North Carolina health officials announced that at least three pregnant women recently suffered the effects of listeriosis, the illness caused by the ingestion of Listeria monocytogenes – a foodborne pathogen.
It is believed that ingestion of as few as 1,000 cells of Listeria bacteria can result in illness. After ingestion of food contaminated with Listeria, incubation periods for infection are in the range of 3 to 70 days, usually 4 to 21 days.
Five days to three weeks after ingestion, Listeria has access to all body areas and may involve the central nervous system, heart, eyes, or other locations.4 Fetuses of pregnant women are particularly vulnerable to the Listeria bacterium. A person with listeriosis usually has fever, muscle aches, and gastrointestinal symptoms such as nausea or diarrhea. If infection spreads to the nervous system, symptoms such as headache, stiff neck, loss of balance, confusion, obtundation or convulsions can occur. With brain involvement, listeriosis may mimic a stroke.

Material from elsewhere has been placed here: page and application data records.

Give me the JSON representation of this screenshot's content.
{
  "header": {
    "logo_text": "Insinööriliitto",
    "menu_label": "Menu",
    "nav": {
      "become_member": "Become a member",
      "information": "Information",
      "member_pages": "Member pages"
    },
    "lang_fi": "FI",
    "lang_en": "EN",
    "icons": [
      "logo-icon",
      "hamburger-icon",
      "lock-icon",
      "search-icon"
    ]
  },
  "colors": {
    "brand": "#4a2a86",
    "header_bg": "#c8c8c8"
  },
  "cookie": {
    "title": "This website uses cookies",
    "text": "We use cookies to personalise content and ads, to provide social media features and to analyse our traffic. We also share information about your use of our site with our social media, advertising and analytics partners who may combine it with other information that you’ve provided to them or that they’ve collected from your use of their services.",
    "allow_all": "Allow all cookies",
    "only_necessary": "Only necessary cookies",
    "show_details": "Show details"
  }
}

Infected pregnant women will ordinarily experience only a mild, flu-like illness; however, infection during pregnancy can lead to miscarriage, infection of the newborn, or even stillbirth. The perinatal and neonatal mortality rate is 80%.

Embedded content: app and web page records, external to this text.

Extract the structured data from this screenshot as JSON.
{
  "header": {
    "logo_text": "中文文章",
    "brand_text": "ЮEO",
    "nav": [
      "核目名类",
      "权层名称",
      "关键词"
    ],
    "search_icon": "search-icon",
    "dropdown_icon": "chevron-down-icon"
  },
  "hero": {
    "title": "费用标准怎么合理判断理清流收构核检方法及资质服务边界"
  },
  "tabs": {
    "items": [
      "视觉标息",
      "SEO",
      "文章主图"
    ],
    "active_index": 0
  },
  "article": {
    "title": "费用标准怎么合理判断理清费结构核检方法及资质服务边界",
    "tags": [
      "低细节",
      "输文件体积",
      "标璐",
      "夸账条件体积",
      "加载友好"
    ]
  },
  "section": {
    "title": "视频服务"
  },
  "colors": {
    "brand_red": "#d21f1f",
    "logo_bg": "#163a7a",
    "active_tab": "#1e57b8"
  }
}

The News & Observer reported on the listeriosis cases, which at this point are reportedly not related.
Two North Carolina women, including one in Durham County, suffered stillbirths and a third delivered prematurely after consuming foods tainted with the bacterium Listeria monocytogenes, state public health officials said today.
The three cases, which included a stillbirth in Mecklenberg County and a premature birth in Moore County, are considered unrelated, according to the N.C. Division of Public Health.
The infections are thought to be linked to soft, unpasteurized cheeses popular in Hispanic cuisine. All three women are Hispanic.
Another pregnant woman in Buncombe County lost her baby to what public health officials suspect is a fourth case of listeriosis. The ethnicity of that woman is unknown.